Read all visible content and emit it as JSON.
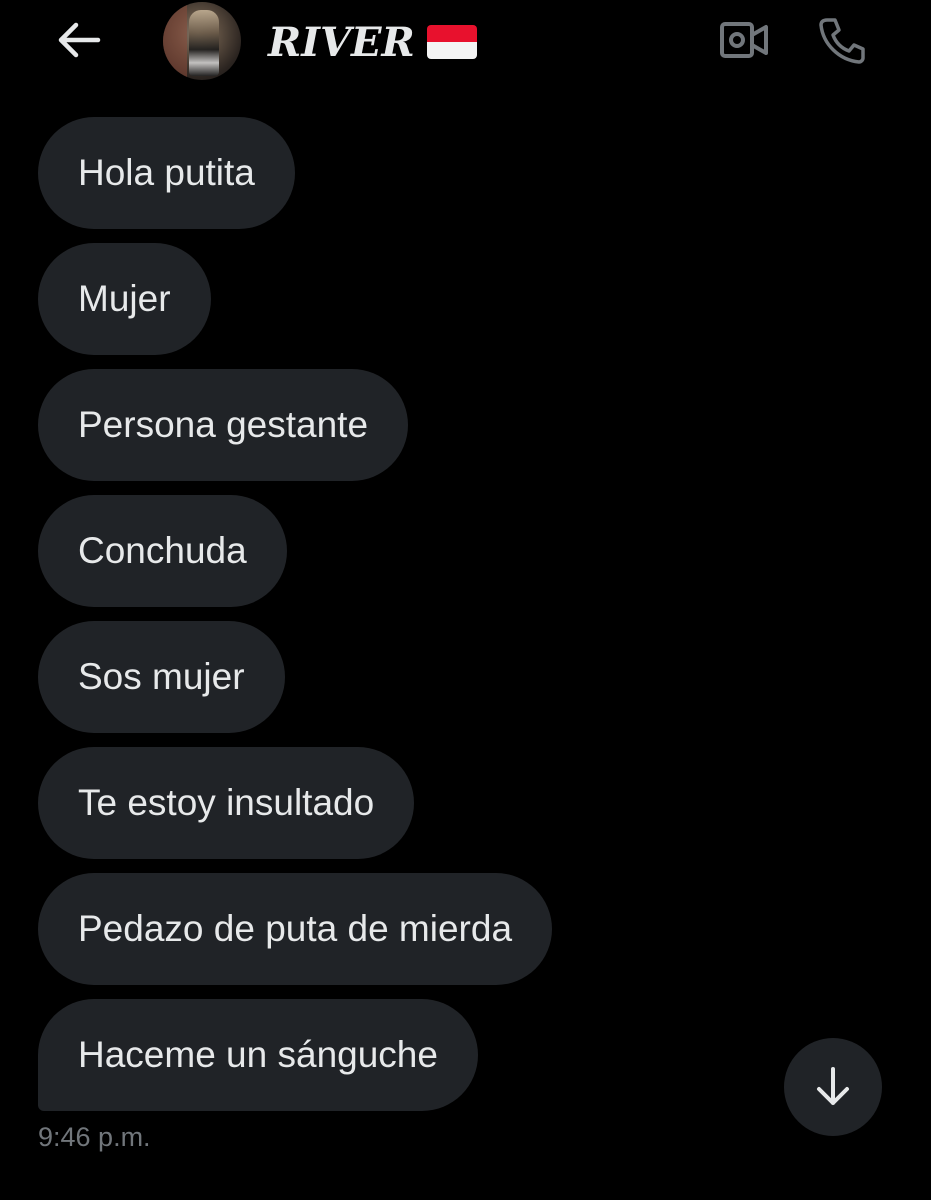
{
  "header": {
    "contact_name": "RIVER",
    "back_icon": "arrow-left-icon",
    "video_icon": "video-camera-icon",
    "call_icon": "phone-icon",
    "flag_icon": "indonesia-flag-icon"
  },
  "messages": [
    {
      "text": "Hola putita"
    },
    {
      "text": "Mujer"
    },
    {
      "text": "Persona gestante"
    },
    {
      "text": "Conchuda"
    },
    {
      "text": "Sos mujer"
    },
    {
      "text": "Te estoy insultado"
    },
    {
      "text": "Pedazo de puta de mierda"
    },
    {
      "text": "Haceme un sánguche"
    }
  ],
  "timestamp": "9:46 p.m.",
  "scroll_icon": "arrow-down-icon",
  "colors": {
    "background": "#000000",
    "bubble": "#202327",
    "text": "#e7e9ea",
    "muted": "#71767b"
  }
}
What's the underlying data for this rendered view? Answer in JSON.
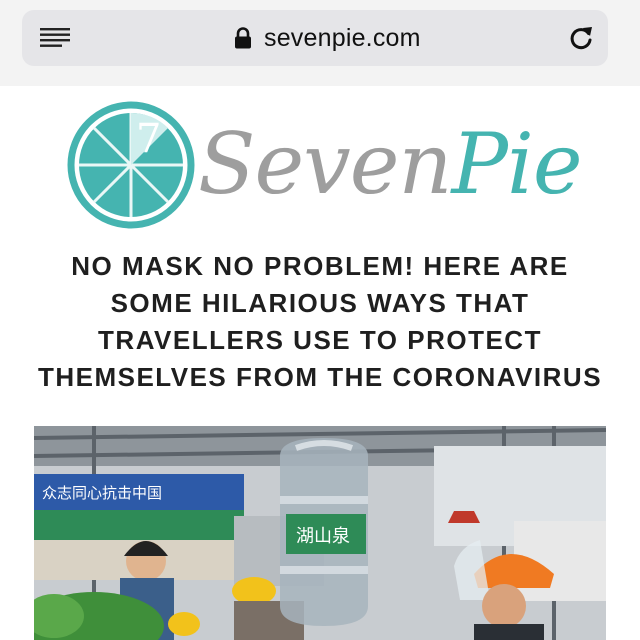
{
  "browser": {
    "url": "sevenpie.com",
    "icons": [
      "menu-icon",
      "lock-icon",
      "reload-icon"
    ]
  },
  "logo": {
    "text_part1": "Seven",
    "text_part2": "Pie",
    "badge_number": "7",
    "colors": {
      "gray": "#9e9e9e",
      "teal": "#45b4b0"
    }
  },
  "article": {
    "headline": "NO MASK NO PROBLEM! HERE ARE SOME HILARIOUS WAYS THAT TRAVELLERS USE TO PROTECT THEMSELVES FROM THE CORONAVIRUS"
  },
  "photo": {
    "jug_label": "湖山泉",
    "signboard": "众志同心抗击中国"
  }
}
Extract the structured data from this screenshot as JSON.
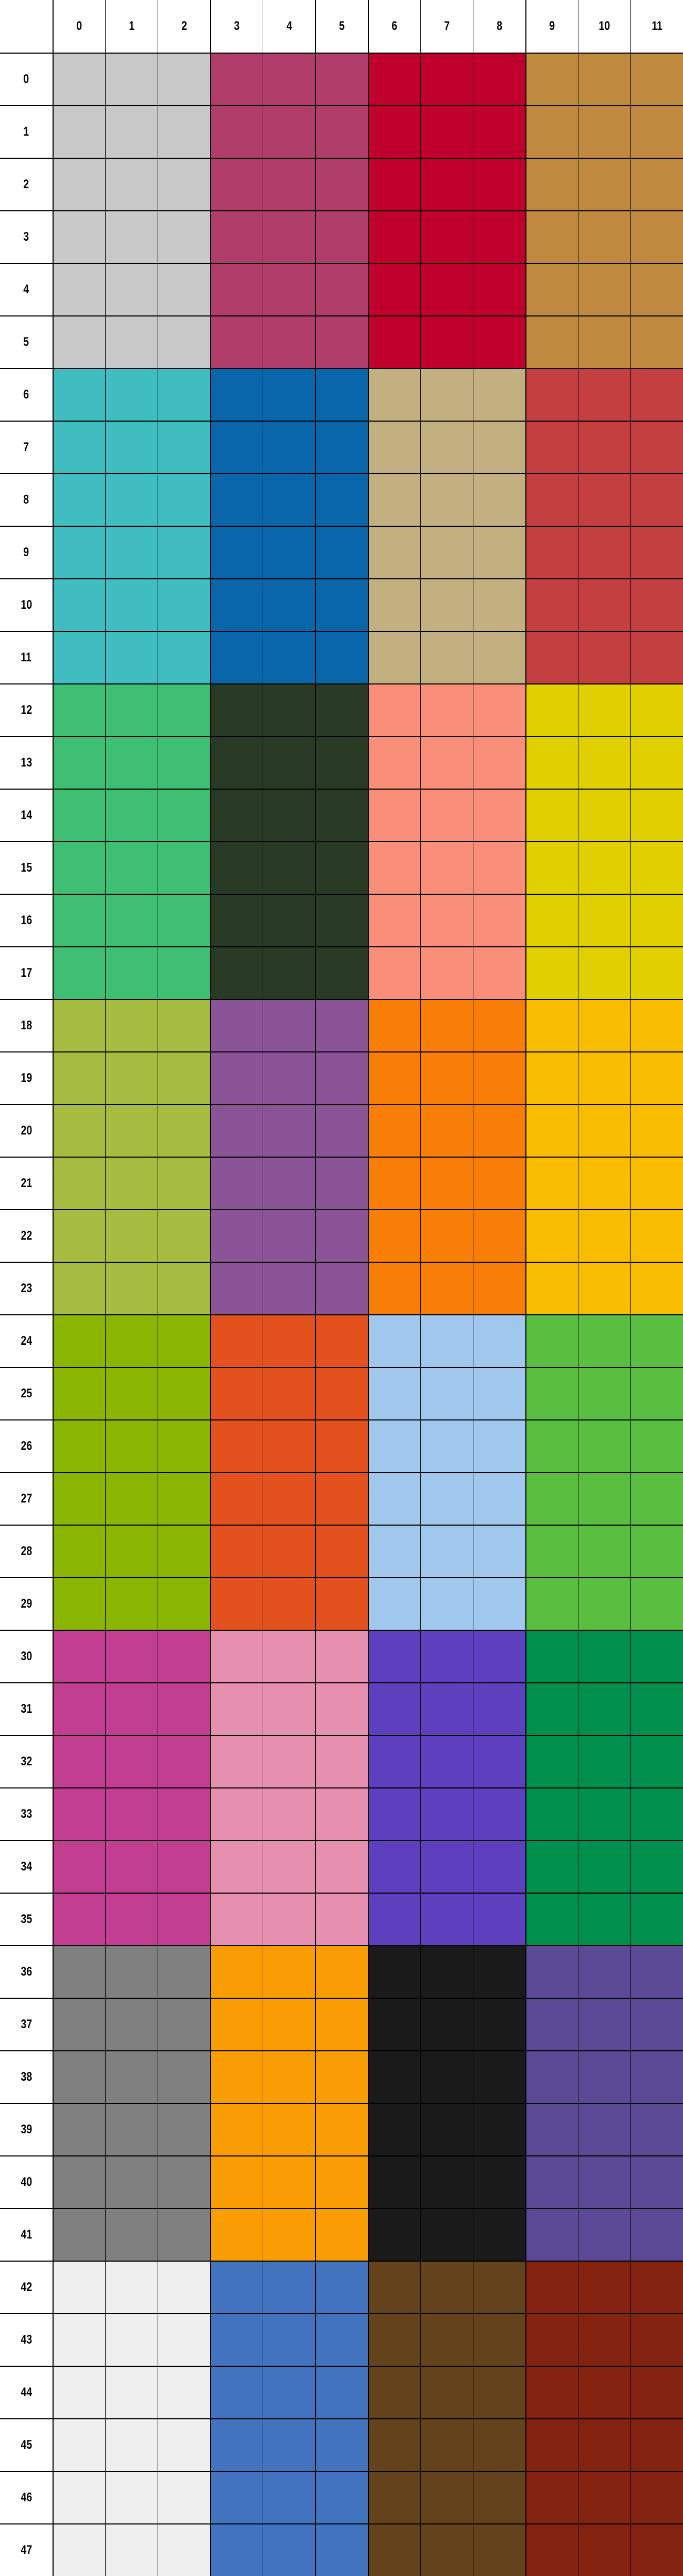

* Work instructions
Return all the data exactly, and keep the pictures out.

* Exercise response
Read all visible content and emit it as JSON.
{
  "header": {
    "contact_name": "RIVER",
    "back_icon": "arrow-left-icon",
    "video_icon": "video-camera-icon",
    "call_icon": "phone-icon",
    "flag_icon": "indonesia-flag-icon"
  },
  "messages": [
    {
      "text": "Hola putita"
    },
    {
      "text": "Mujer"
    },
    {
      "text": "Persona gestante"
    },
    {
      "text": "Conchuda"
    },
    {
      "text": "Sos mujer"
    },
    {
      "text": "Te estoy insultado"
    },
    {
      "text": "Pedazo de puta de mierda"
    },
    {
      "text": "Haceme un sánguche"
    }
  ],
  "timestamp": "9:46 p.m.",
  "scroll_icon": "arrow-down-icon",
  "colors": {
    "background": "#000000",
    "bubble": "#202327",
    "text": "#e7e9ea",
    "muted": "#71767b"
  }
}
What's the underlying data for this rendered view? Answer in JSON.
{
  "browser": {
    "url": "sevenpie.com",
    "icons": [
      "menu-icon",
      "lock-icon",
      "reload-icon"
    ]
  },
  "logo": {
    "text_part1": "Seven",
    "text_part2": "Pie",
    "badge_number": "7",
    "colors": {
      "gray": "#9e9e9e",
      "teal": "#45b4b0"
    }
  },
  "article": {
    "headline": "NO MASK NO PROBLEM! HERE ARE SOME HILARIOUS WAYS THAT TRAVELLERS USE TO PROTECT THEMSELVES FROM THE CORONAVIRUS"
  },
  "photo": {
    "jug_label": "湖山泉",
    "signboard": "众志同心抗击中国"
  }
}
Extract the structured data from this screenshot as JSON.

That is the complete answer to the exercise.